> _Work order_
The expected output is every line of the data exactly as shown, minus the images.

> _Records for this task_
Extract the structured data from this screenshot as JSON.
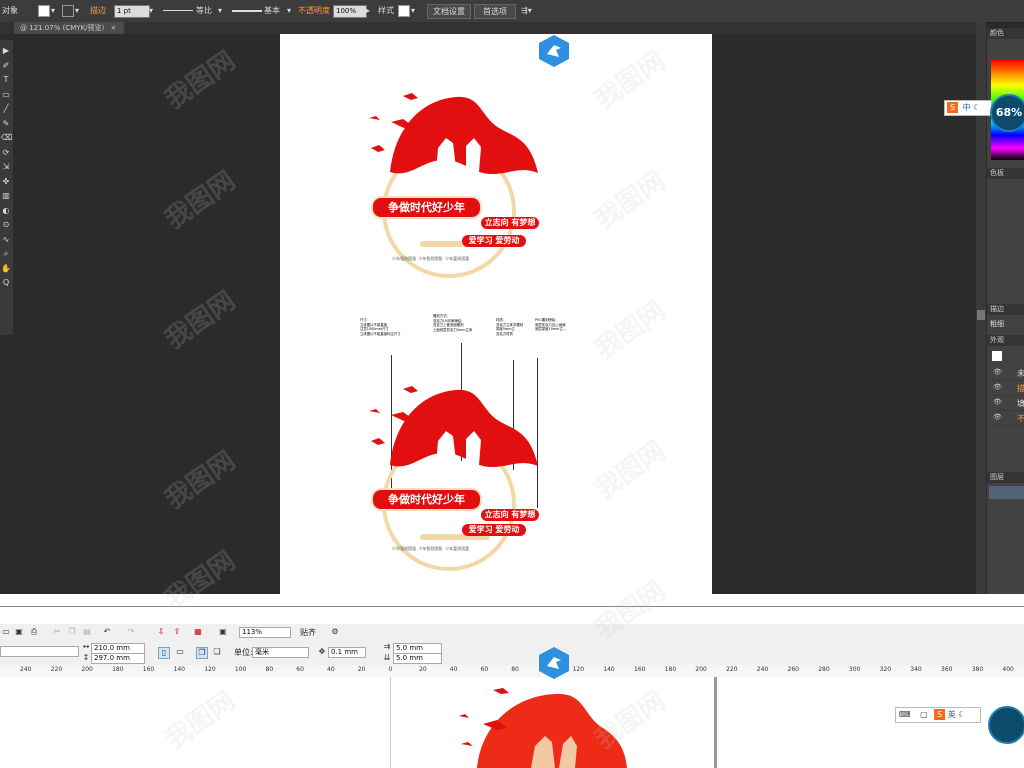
{
  "illustrator": {
    "control_bar": {
      "selection": "对象",
      "stroke_label": "描边",
      "stroke_weight": "1 pt",
      "profile_label": "等比",
      "brush_label": "基本",
      "opacity_label": "不透明度",
      "opacity_value": "100%",
      "style_label": "样式",
      "doc_setup_button": "文档设置",
      "preferences_button": "首选项"
    },
    "document_tab": "@ 121.07% (CMYK/预览)",
    "tools": [
      "▶",
      "✐",
      "T",
      "▭",
      "╱",
      "✎",
      "⌫",
      "⟳",
      "⇲",
      "✜",
      "▥",
      "◐",
      "⊙",
      "∿",
      "⌕",
      "✋",
      "Q"
    ],
    "panels": {
      "color_title": "颜色",
      "swatches_title": "色板",
      "stroke_title": "描边",
      "weight_label": "粗细",
      "appearance_title": "外观",
      "layers_title": "图层",
      "appearance_rows": [
        "未",
        "描",
        "填",
        "不"
      ]
    }
  },
  "design": {
    "title": "争做时代好少年",
    "tag1": "立志向 有梦想",
    "tag2": "爱学习 爱劳动",
    "slogans": [
      "少年强则国强",
      "少年智则国智",
      "少年富则国富"
    ],
    "annotations": [
      [
        "尺寸：",
        "立体图片不能直接",
        "注意1000mm尺寸",
        "立体图片不能直接标注尺寸"
      ],
      [
        "雕刻方式：",
        "亚克力UV印刷喷绘",
        "亚克力上做双面雕刻",
        "上面双层亚克力5mm立体"
      ],
      [
        "材质：",
        "亚克力立体字雕刻",
        "厚度5mm立",
        "亚克力材质"
      ],
      [
        "PVC雕刻喷绘：",
        "底层亚克力加上画面",
        "底层厚度10mm立..."
      ]
    ]
  },
  "corel": {
    "zoom": "113%",
    "snap_label": "贴齐",
    "width": "210.0 mm",
    "height": "297.0 mm",
    "unit_label": "单位:",
    "unit_value": "毫米",
    "nudge": "0.1 mm",
    "dup_x": "5.0 mm",
    "dup_y": "5.0 mm",
    "ruler_marks": [
      "240",
      "220",
      "200",
      "180",
      "160",
      "140",
      "120",
      "100",
      "80",
      "60",
      "40",
      "20",
      "0",
      "20",
      "40",
      "60",
      "80",
      "100",
      "120",
      "140",
      "160",
      "180",
      "200",
      "220",
      "240",
      "260",
      "280",
      "300",
      "320",
      "340",
      "360",
      "380",
      "400"
    ]
  },
  "overlay": {
    "ime_label_1": "中",
    "ime_label_2": "英",
    "percent_badge": "68%",
    "watermark": "我图网"
  },
  "colors": {
    "brand_red": "#e10f0f",
    "cream": "#f6e1bf",
    "ui_dark": "#3c3c3c",
    "watermark_blue": "#2f8fe0"
  }
}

> _Written solution_
Extract the structured data from this screenshot as JSON.
{
  "illustrator": {
    "control_bar": {
      "selection": "对象",
      "stroke_label": "描边",
      "stroke_weight": "1 pt",
      "profile_label": "等比",
      "brush_label": "基本",
      "opacity_label": "不透明度",
      "opacity_value": "100%",
      "style_label": "样式",
      "doc_setup_button": "文档设置",
      "preferences_button": "首选项"
    },
    "document_tab": "@ 121.07% (CMYK/预览)",
    "tools": [
      "▶",
      "✐",
      "T",
      "▭",
      "╱",
      "✎",
      "⌫",
      "⟳",
      "⇲",
      "✜",
      "▥",
      "◐",
      "⊙",
      "∿",
      "⌕",
      "✋",
      "Q"
    ],
    "panels": {
      "color_title": "颜色",
      "swatches_title": "色板",
      "stroke_title": "描边",
      "weight_label": "粗细",
      "appearance_title": "外观",
      "layers_title": "图层",
      "appearance_rows": [
        "未",
        "描",
        "填",
        "不"
      ]
    }
  },
  "design": {
    "title": "争做时代好少年",
    "tag1": "立志向 有梦想",
    "tag2": "爱学习 爱劳动",
    "slogans": [
      "少年强则国强",
      "少年智则国智",
      "少年富则国富"
    ],
    "annotations": [
      [
        "尺寸：",
        "立体图片不能直接",
        "注意1000mm尺寸",
        "立体图片不能直接标注尺寸"
      ],
      [
        "雕刻方式：",
        "亚克力UV印刷喷绘",
        "亚克力上做双面雕刻",
        "上面双层亚克力5mm立体"
      ],
      [
        "材质：",
        "亚克力立体字雕刻",
        "厚度5mm立",
        "亚克力材质"
      ],
      [
        "PVC雕刻喷绘：",
        "底层亚克力加上画面",
        "底层厚度10mm立..."
      ]
    ]
  },
  "corel": {
    "zoom": "113%",
    "snap_label": "贴齐",
    "width": "210.0 mm",
    "height": "297.0 mm",
    "unit_label": "单位:",
    "unit_value": "毫米",
    "nudge": "0.1 mm",
    "dup_x": "5.0 mm",
    "dup_y": "5.0 mm",
    "ruler_marks": [
      "240",
      "220",
      "200",
      "180",
      "160",
      "140",
      "120",
      "100",
      "80",
      "60",
      "40",
      "20",
      "0",
      "20",
      "40",
      "60",
      "80",
      "100",
      "120",
      "140",
      "160",
      "180",
      "200",
      "220",
      "240",
      "260",
      "280",
      "300",
      "320",
      "340",
      "360",
      "380",
      "400"
    ]
  },
  "overlay": {
    "ime_label_1": "中",
    "ime_label_2": "英",
    "percent_badge": "68%",
    "watermark": "我图网"
  },
  "colors": {
    "brand_red": "#e10f0f",
    "cream": "#f6e1bf",
    "ui_dark": "#3c3c3c",
    "watermark_blue": "#2f8fe0"
  }
}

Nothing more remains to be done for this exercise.